Thursday 22 September 2022

2022 Topic 13 : Fabric {by Victoria Wilding} with Kay Carley stamps

Hi everyone, it's Victoria with you today, and I'm here to share with you a wall art triptych using a selection of stamps designed by Kay Carley.

The best facet of mixed media art is the almost limitless interchangeability of mediums and materials. Fabric and paper is a particularly marvellous combination and there are many, many options to create with them. Creating a wall art piece with stamping on fabric has long been on my to-do list, so this topic was the perfect opportunity to finally put some of those ideas into action.

My first task was selecting a colour scheme and some stamps to incorporate in the piece. I always tend to keep to a limited colour palette and have a love of neutrals, so I decided to keep the habits of a lifetime but introduce a pop of blue and orange here and there. I selected PaperArtsy Fresco Finish Chalk Acrylics in - Eggshell (FF138), Nougat (FF39) Powder Pink (FF220), Tango (FF72), Caribbean Sea (FF94) and Slate (FF84). I also picked Kay Carley stamp sets EKC17 and EKC56 for their simple elegant floral elements.

I decided that I wanted to make three oblong strips made of a range of papers and fabric to make a triptych piece, so I started off my project by creating a series of papers. I selected some old book paper and a sheet a grid paper (containing my sons old school work!) from my paper stash and applied a layer of PaperArtsy Fresco Finish Chalk Acrylics in Eggshell (FF138) and Powder Pink (FF220) on my gel plate to knock back the text so it didn't overpower the finished piece.
I then used a piece of white paper and covered it roughly with PaperArtsy Fresco Finish Chalk Acrylics in Caribbean Sea (FF94using a brayer.

I then used PaperArtsy Fresco Finish Chalk Acrylics in Tango (FF72) to add some contrast colour.


With the collage papers set aside to dry, I started to create the floral elements for the oblong panels. I started by stamping and embossing cherry blossom flowers using EKC56 and Distress Embossing Glaze (in Antique Linen, Vintage Photo and Walnut Stain).

I then applied some background colour to the paper blossoms using a blending brush and Distress Ink (in Faded Jeans and Vintage Photo).
Next up were the main focal points of the piece, the floral fabric elements. I tore three pieces of cotton fabric in different sizes, from a larger piece of fabric, creating rough edges. I then stamped elements from EKC17 in Distress Archival Ink (in Ground Espresso).

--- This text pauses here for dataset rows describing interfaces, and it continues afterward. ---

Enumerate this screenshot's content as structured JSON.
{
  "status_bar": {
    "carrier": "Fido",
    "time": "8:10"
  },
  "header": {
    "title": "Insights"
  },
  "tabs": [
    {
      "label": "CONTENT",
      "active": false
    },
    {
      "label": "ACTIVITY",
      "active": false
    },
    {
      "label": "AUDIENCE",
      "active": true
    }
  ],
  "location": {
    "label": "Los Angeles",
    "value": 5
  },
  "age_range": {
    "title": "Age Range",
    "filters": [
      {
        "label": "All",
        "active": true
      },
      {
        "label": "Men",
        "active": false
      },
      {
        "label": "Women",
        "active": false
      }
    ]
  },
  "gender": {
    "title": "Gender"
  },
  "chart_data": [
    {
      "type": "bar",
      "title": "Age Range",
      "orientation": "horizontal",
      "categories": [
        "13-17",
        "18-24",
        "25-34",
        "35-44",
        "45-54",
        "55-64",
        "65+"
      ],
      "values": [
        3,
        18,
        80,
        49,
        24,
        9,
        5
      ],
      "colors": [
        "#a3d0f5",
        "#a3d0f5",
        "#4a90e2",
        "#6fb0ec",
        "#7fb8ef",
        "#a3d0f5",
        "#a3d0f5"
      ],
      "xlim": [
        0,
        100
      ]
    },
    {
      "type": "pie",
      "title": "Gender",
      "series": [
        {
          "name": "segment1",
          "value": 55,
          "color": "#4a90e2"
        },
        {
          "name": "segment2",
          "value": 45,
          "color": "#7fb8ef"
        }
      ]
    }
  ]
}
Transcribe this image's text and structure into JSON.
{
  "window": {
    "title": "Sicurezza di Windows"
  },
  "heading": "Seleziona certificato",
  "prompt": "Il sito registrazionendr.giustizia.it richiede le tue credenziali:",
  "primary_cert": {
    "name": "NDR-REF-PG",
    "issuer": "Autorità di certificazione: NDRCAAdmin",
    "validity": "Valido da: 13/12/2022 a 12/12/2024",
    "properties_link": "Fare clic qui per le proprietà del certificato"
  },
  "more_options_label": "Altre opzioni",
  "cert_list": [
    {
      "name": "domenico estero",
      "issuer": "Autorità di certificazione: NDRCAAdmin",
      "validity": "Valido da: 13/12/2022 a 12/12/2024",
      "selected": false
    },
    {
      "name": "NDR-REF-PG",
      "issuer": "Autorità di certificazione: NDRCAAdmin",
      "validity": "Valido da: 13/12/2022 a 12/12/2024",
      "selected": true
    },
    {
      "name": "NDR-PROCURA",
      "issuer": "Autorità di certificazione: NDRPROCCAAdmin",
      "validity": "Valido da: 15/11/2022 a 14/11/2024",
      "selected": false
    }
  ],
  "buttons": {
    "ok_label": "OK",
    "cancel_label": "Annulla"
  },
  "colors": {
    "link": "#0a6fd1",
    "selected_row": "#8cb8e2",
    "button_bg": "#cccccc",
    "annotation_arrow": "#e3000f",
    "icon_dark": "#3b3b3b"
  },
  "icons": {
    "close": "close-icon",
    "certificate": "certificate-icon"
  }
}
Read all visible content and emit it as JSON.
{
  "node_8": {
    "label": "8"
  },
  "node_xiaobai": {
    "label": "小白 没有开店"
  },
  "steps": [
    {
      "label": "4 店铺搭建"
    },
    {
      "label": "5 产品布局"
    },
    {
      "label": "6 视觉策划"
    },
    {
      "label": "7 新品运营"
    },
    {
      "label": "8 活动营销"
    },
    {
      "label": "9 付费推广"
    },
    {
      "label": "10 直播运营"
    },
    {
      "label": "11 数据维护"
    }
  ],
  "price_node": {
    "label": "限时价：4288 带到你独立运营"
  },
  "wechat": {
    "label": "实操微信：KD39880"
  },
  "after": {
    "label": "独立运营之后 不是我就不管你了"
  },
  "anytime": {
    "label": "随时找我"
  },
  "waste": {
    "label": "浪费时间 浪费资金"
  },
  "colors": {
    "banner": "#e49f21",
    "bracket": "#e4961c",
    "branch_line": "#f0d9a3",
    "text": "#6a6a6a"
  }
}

The final stage of the make was creating the background board to bring all the elements together. I wanted to create a subtle distressed effect which would give some gentle detail without detracting from the three oblong panels. For this I used an A3 piece of greyboard and started off by giving it an all over coat of PaperArtsy Fresco Finish Chalk Acrylics in Slate (FF84).

To create a distressed effect to the background, once dry I gave the grey board an overcoat of Crackle Glaze, applying it in a think coat with a palette knife.

The final step in creating a distressed effect was applying a top coat of PaperArtsy Fresco Finish Chalk Acrylics in Nougat (FF39).

With the back board drying, I started to assemble the three oblong panels, using the fabric and background paper pieces. I experimented with different combinations of shape and size until I had three unique panels I was happy with. For a final bit of detail I added some additional stamping using text and circular stamps from Alison Bomber (sets EAB24EAB25EAB26) and some Copper Guilding Flakes for a metallic accent on the coloured card.  Once assembled I added some machine stitching to secure the various elements on each panel, leaving the loose threads for some extra texture on the finished piece. The final step was attaching the paper blossoms and a hand lettered sentiment to each of the three oblong panels.

The project was completed by mounting the three panels on the background board, with a mini rose gold bull dog clip as a faux hanging element.

The simple floral stamping is really effective on the finished piece. The basic colour palette really helps to ensure the finished piece isn't too busy and lets all the textures from the different elements lead the eye around the board. The pop of blue and orange is just enough to help distinguish the three panels from the background. The crackle effect to the background didn't turn out as pronounced as I'd hoped and in hindsight I should have used the paint more generously on the top coat to get more pronounced crackles.

I hope this has inspired you to have a go at stamping on fabric as a different substrate. I'd love to see what you make so don't forget to share and tag me on social media.

Wishing you a happy creative week



Helen said...

This is so beautiful!

SmilynStef said...

Wow ... that is so lovely ... thanks so much for the step-by-step process

Helen said...

Very delicate and beautiful.

Anonymous said...

Absolutely magical, Victoria. The subtle colour tones and soft textures are perfect with Kay’s lovely stamps.
Alison x